YOUR ASSIGNMENT –
Report all lines below with the word "portal".

*** Block opens ***

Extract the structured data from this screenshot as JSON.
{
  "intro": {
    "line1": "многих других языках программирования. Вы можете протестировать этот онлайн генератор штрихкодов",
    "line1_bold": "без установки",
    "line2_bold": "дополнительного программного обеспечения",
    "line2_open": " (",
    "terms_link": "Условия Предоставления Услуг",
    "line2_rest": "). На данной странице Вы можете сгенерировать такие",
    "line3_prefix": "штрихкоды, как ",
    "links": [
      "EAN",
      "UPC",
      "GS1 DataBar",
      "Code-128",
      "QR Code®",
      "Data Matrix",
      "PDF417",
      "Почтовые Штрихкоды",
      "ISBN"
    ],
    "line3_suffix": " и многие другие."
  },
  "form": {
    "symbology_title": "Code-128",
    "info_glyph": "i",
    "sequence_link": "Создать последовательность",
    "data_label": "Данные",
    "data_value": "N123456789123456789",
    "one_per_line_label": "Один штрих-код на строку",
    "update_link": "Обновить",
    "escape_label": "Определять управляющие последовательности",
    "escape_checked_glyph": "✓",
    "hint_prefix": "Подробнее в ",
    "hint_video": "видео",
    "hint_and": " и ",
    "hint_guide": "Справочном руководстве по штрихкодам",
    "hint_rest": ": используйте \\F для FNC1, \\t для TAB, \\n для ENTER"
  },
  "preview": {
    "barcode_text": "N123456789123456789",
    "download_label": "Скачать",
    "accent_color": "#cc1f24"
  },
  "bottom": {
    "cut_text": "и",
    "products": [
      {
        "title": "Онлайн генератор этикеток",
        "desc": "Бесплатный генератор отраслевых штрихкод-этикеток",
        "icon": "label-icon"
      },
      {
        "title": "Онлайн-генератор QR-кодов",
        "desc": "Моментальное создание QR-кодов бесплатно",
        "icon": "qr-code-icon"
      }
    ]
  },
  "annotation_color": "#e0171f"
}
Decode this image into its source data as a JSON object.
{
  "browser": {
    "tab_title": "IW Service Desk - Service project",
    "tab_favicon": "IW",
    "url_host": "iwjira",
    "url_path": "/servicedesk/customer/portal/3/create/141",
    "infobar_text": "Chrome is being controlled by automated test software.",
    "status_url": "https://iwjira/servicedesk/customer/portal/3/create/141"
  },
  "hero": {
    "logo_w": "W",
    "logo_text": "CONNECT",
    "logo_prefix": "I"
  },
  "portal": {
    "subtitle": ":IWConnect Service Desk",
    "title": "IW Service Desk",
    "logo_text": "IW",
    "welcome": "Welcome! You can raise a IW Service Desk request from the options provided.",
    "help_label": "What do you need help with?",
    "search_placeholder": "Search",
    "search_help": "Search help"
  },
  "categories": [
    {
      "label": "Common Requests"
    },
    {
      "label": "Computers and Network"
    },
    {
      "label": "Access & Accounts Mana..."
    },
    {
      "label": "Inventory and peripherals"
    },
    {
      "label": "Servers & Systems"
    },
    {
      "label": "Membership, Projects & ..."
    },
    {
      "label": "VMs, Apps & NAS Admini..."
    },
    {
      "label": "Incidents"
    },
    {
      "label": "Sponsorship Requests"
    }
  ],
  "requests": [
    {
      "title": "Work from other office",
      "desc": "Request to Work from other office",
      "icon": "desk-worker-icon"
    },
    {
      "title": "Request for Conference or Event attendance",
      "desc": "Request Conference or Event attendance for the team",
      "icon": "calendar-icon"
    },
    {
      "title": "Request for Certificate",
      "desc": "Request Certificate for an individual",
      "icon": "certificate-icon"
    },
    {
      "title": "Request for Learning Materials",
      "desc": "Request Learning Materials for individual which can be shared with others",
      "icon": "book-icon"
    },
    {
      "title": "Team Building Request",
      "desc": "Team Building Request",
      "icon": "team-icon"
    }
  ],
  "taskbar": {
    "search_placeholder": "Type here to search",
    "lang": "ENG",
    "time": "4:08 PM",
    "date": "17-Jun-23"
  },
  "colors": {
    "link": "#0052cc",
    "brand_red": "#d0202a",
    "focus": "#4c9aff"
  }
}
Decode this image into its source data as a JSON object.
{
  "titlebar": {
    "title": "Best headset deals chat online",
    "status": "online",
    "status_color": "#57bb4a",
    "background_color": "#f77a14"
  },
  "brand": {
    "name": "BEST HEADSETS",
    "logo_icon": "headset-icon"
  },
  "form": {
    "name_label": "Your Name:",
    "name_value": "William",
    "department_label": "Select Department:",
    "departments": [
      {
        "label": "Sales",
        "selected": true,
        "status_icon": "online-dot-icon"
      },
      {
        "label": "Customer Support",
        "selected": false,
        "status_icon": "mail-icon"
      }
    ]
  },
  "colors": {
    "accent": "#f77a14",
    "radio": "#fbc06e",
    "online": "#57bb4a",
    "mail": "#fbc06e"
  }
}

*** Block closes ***

FINISHED EXERCISE –
    "url_path": "/servicedesk/customer/portal/3/create/141",
    "status_url": "https://iwjira/servicedesk/customer/portal/3/create/141"
  "portal": {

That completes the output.